I said to myself, “Look, I have increased in wisdom more than anyone who has ruled over Jerusalem before me; I have experienced much of wisdom and knowledge.” Then I applied myself to the understanding of wisdom, and also of madness and folly, but I learned that this, too, is a chasing after the wind.
For with much wisdom comes much sorrow;
the more knowledge, the more grief. Ecclesiastes 1:16-18
            Solomon makes the point that getting smarter doesn’t make you wiser.  Intelligence is the accumulation of information.  Wisdom is the application of experience.
            Smart people know what to do but don’t necessarily apply what they’ve learned.
            College pushes the consumption of information, but usually fails in teaching students how to live life better, unless a better job means a better life to them.
            Also, intelligent people accumulate only a certain type of information that they want to acquire and leave out what they don’t think matters.  This is biased information-gathering and can miss the truth, basing their intelligence on emotion and feelings.
            Colleges hire professors who fit a certain mold and communicate a certain agenda so you have to be careful.
            Solomon’s final point in verse 18 says the more we know, the sadder we become.  That is true.  When we dig deep into any issue, we discover heartache, betrayal, dead-ends and cover-ups.
            Colleges have a high suicide rate as pressure and expectation push people to the brink.  Some who go to college do come to the realization that their own lives are meaningless, falling short and put themselves in last place.

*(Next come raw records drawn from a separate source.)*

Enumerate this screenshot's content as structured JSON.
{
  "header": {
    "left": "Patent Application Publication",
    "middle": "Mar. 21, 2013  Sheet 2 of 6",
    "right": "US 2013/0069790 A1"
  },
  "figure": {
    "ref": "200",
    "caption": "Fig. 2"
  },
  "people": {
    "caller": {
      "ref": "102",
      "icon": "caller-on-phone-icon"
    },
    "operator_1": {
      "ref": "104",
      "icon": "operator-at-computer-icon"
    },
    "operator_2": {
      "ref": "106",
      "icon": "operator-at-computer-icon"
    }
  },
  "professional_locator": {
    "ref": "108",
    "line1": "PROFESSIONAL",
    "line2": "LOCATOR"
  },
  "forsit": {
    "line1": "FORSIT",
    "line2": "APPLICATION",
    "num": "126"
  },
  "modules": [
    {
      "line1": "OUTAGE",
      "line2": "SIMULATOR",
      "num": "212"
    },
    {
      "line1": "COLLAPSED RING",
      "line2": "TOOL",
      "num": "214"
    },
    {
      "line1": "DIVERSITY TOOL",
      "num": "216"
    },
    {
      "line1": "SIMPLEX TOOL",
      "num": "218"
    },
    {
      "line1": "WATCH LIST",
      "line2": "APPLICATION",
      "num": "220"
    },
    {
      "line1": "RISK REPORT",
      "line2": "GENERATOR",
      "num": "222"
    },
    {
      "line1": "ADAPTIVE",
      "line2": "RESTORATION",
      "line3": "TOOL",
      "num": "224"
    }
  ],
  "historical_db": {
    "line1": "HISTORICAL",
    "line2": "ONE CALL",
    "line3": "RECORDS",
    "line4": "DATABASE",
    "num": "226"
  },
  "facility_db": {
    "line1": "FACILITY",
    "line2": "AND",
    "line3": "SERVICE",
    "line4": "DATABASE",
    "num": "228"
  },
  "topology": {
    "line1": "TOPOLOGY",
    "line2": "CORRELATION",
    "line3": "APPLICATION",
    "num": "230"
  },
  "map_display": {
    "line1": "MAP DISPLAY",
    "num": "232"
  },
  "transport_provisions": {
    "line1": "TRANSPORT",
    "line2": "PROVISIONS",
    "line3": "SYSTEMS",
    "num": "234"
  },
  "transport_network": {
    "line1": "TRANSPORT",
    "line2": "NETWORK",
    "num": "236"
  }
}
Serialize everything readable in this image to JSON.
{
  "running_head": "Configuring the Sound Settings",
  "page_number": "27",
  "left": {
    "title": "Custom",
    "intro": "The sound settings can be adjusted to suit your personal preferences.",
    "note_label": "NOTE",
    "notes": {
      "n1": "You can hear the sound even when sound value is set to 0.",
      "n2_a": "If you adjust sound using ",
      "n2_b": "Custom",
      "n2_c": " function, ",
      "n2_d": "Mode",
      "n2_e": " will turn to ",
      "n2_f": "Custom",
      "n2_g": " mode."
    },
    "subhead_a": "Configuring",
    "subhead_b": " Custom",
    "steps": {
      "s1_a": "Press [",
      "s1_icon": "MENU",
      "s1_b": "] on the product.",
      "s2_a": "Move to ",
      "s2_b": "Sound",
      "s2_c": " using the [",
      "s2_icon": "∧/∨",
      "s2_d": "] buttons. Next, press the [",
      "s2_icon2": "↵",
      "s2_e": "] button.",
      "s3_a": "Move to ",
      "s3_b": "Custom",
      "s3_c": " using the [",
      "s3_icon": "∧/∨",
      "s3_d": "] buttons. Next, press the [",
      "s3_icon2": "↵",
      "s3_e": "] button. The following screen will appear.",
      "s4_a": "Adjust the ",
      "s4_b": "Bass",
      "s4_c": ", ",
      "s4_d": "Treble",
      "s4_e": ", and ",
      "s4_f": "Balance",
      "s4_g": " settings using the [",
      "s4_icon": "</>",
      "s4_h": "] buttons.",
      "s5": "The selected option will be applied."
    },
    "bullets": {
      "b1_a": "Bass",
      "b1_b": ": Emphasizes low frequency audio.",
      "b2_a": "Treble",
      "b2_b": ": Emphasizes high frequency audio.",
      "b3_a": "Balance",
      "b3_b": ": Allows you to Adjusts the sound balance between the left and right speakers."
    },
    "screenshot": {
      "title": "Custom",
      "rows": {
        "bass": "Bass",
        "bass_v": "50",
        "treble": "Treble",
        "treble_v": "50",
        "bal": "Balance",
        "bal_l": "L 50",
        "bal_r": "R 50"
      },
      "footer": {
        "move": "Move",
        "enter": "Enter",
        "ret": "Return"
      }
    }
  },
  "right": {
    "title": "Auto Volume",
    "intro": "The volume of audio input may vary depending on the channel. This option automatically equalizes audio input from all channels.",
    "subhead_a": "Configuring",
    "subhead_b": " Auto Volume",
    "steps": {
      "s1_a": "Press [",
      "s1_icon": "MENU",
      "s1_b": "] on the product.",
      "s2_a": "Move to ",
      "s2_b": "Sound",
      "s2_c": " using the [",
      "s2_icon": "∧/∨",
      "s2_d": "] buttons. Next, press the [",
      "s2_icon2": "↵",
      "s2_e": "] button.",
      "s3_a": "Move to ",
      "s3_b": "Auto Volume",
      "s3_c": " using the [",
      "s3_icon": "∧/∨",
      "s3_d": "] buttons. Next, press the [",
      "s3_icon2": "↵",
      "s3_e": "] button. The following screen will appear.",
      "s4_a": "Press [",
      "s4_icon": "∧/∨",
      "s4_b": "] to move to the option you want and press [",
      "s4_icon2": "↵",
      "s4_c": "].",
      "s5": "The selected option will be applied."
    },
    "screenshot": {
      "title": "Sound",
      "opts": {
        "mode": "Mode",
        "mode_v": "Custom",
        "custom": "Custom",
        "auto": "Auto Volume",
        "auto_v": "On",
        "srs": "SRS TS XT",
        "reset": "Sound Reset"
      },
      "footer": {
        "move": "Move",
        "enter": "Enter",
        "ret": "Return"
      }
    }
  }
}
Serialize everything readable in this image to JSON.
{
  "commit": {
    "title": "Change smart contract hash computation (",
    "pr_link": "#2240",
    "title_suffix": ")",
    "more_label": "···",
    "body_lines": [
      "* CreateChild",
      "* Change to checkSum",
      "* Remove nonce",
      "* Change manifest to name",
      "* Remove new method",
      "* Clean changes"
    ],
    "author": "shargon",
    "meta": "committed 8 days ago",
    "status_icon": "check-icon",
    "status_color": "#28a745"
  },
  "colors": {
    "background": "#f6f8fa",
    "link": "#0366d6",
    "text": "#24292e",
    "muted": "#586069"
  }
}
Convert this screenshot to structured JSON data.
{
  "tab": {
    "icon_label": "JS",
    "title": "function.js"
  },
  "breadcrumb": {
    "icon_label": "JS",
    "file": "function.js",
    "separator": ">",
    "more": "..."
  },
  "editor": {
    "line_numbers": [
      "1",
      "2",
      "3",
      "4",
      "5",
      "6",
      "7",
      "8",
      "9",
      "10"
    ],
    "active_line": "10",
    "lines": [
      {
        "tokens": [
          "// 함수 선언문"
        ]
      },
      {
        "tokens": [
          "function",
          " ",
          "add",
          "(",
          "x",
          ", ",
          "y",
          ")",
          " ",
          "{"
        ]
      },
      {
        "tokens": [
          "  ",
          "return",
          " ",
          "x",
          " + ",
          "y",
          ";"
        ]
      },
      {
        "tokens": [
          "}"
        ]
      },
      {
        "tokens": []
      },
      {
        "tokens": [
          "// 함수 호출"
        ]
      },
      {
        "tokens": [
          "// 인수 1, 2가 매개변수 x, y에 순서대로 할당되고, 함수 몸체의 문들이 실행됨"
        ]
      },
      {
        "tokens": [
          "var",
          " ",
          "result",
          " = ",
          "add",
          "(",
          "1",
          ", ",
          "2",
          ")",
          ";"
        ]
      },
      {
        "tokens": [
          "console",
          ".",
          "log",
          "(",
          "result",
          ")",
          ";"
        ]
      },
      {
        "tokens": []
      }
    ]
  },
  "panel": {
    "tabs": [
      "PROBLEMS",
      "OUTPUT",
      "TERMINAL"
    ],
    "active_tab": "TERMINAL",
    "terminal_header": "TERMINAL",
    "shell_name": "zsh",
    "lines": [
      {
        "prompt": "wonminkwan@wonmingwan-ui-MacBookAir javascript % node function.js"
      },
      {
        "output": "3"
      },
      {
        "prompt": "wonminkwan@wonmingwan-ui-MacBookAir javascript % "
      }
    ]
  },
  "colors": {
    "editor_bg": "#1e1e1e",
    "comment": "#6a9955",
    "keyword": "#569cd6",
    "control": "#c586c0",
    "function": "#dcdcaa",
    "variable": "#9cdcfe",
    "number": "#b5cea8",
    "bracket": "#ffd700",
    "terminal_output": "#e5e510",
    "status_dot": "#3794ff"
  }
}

            Going to a college where you feel God called you, doing something you feel God wants you to do, and reaching people at college for Jesus Christ, gives the college experience lots of meaning.